Via Zurich he returned to Breslau. In 1933 he fled with his family to Amsterdam, hoping to find a safe haven there. During the war he was arrested and transported to Westerbork, where he organized a cabaret. Afterwards he was moved to Bergen Belsen, where he continued his musical interest and where he dedicated much time to the musical education of young people there.
He survived the war, but he found it difficult to rebuild his life. He was a sensitive person and very vulnerable, but he had an iron will and he was able to return to his musical creativity. His important research regarding the place of the Jewish song in the musical life of Dutch Jewry became well known.
In 1946 he received the Ernst Bloch award, which gave him renewed inspiration.
As mentioned before, he liked to work with children. In Apeldoorn he gave music lessons to 500 children.

He collected and published Jewish melodies and stimulated Jewish choir music. In April 1947 he reopened the Jewish Male Choir of S.H. Engelander in Amsterdam, which he conducted himself and a year later he founded a women choir.
He was disappointed because the Jewish organizations were indifferent and sometimes even rejected his initiatives of raising interest for Jewish choir music and Jewish concerts.
He collected more than fifty Hebrew songs and fifty five Jiddish melodies, and prepared more than forty concerts for choir. He composed instrumental and choir music and became also known outside the borders of the Netherlands, like the Hebrew Union College in Cincinnati and in New York, and in the Hebrew National University library in Jerusalem.
He suddenly died in 1961, when he was 62 years old.

Jacob Hamel
Jacob Hamel (Amsterdam 1883-Sobibor 1943) received his first violin lessons when he was only six years old. When he was 16 years old he sang in the male choir "Zanglust." At the age of 17 he became the conductor of the mixed choir "Arti et Charitate."
From 1929 he worked for the AVRO radio station, where he conducted the AVRO children choir. At the start of the war he was almost immediately fired by the antisemitic AVRO director Willem Vogt. He died in Sobibor in July 1943.
After the war the children choir of the AVRO was continued as "the children choir of Jacob Hamel."

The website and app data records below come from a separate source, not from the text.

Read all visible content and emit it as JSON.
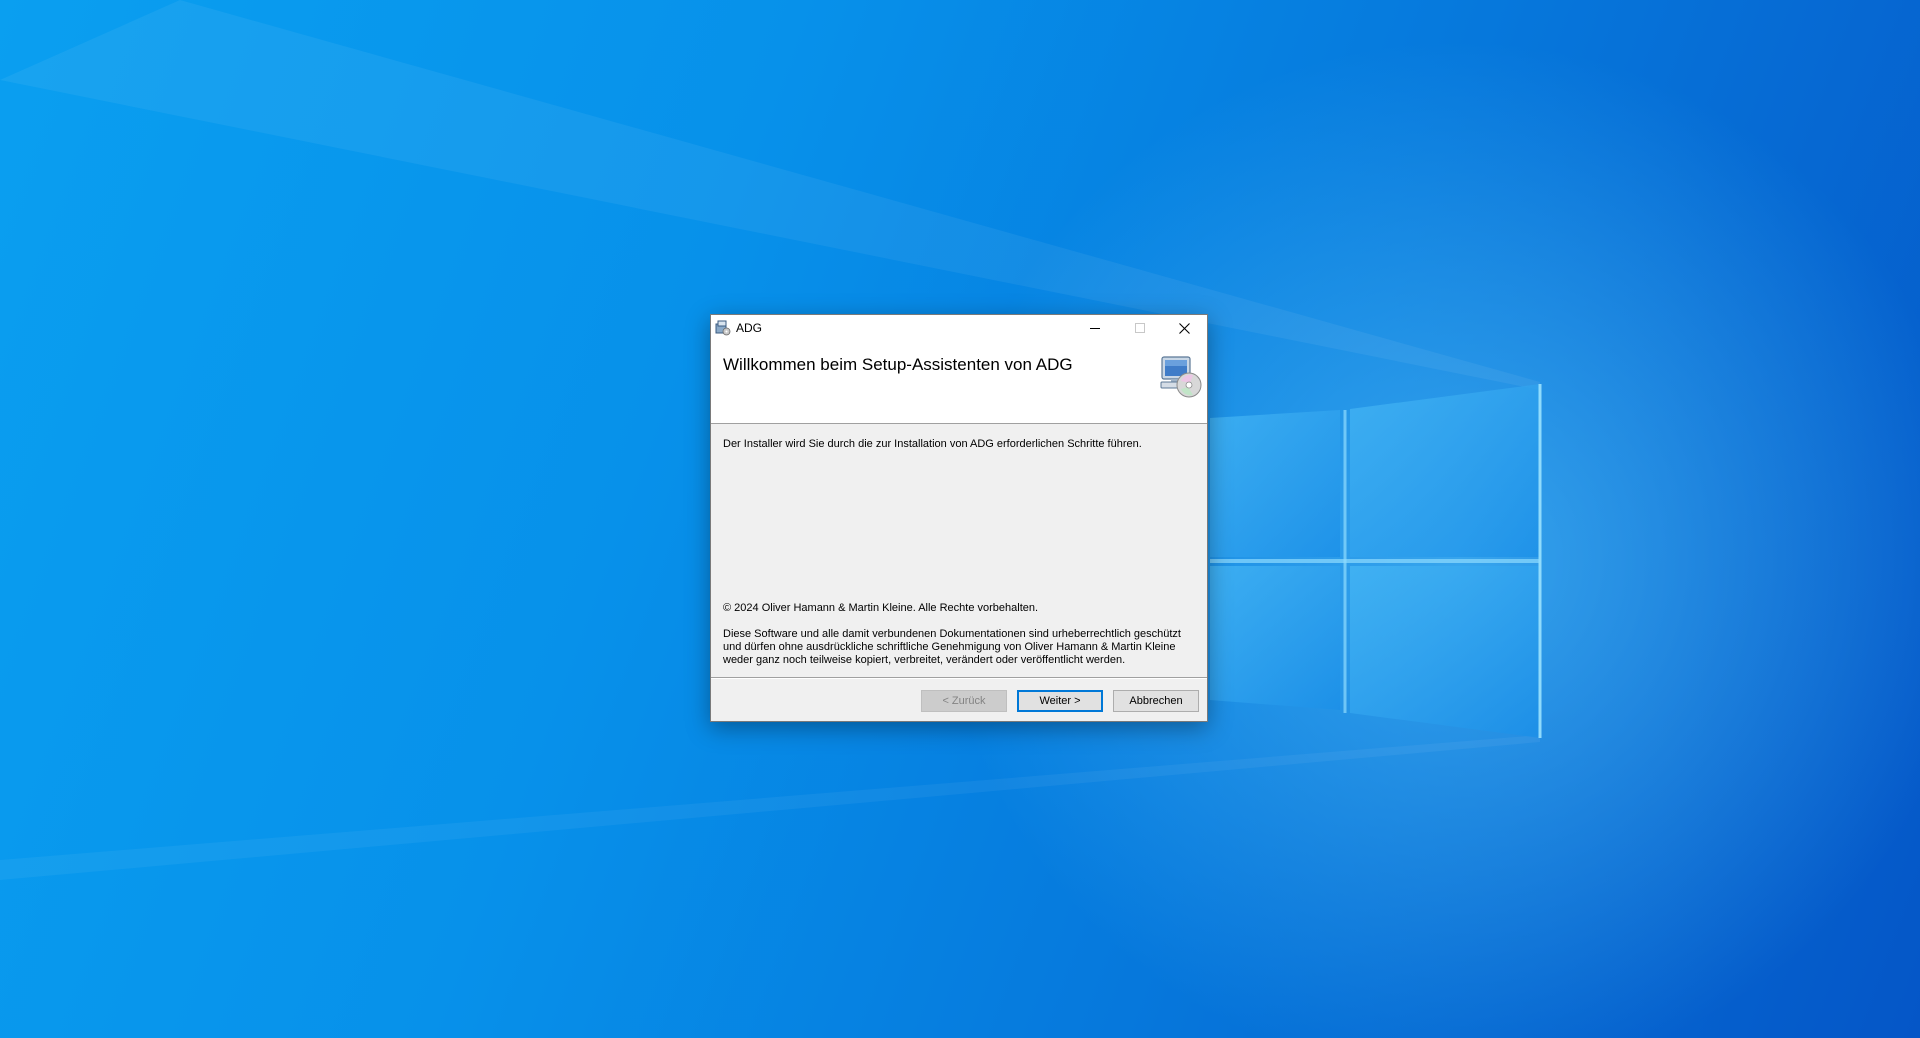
{
  "window": {
    "title": "ADG",
    "minimize_icon": "minimize-icon",
    "maximize_icon": "maximize-icon",
    "close_icon": "close-icon"
  },
  "header": {
    "title": "Willkommen beim Setup-Assistenten von ADG",
    "icon": "computer-cd-icon"
  },
  "content": {
    "intro": "Der Installer wird Sie durch die zur Installation von ADG erforderlichen Schritte führen.",
    "copyright": "© 2024 Oliver Hamann & Martin Kleine. Alle Rechte vorbehalten.",
    "legal": "Diese Software und alle damit verbundenen Dokumentationen sind urheberrechtlich geschützt und dürfen ohne ausdrückliche schriftliche Genehmigung von Oliver Hamann & Martin Kleine weder ganz noch teilweise kopiert, verbreitet, verändert oder veröffentlicht werden."
  },
  "footer": {
    "back_label": "< Zurück",
    "next_label": "Weiter >",
    "cancel_label": "Abbrechen"
  },
  "colors": {
    "accent": "#0078d7",
    "desktop": "#0791ea"
  }
}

The Jewish men choir of The Hague
We could not find many details about this choir and we even do not know who conducted it.
We do know that a special performance was dedicated to the Queen-mother Emma, and that the income was donated to the "Oranje Nassauoord." They also gave a charity concert for the Emma fund. This performance was honored by the presence of Queen Wilhelmina, Prince Hendrik and the Queen mother Emma.

Composed from the sources:Yael Benlev
Translation:Mechel Jamenfeld
Editing:Ben Noach
Final review:Hanneke Noach
Sources of photos:Israel Eljasz Maroko
Community Joods Monument

[The source adds that it has been tried to trace the owner of the picture with no success.
We repeat this remark.
If somebody claims any rights to the picture, we should be notified, so it can be removed]
S.H. Engelander:
Jacob Hamel: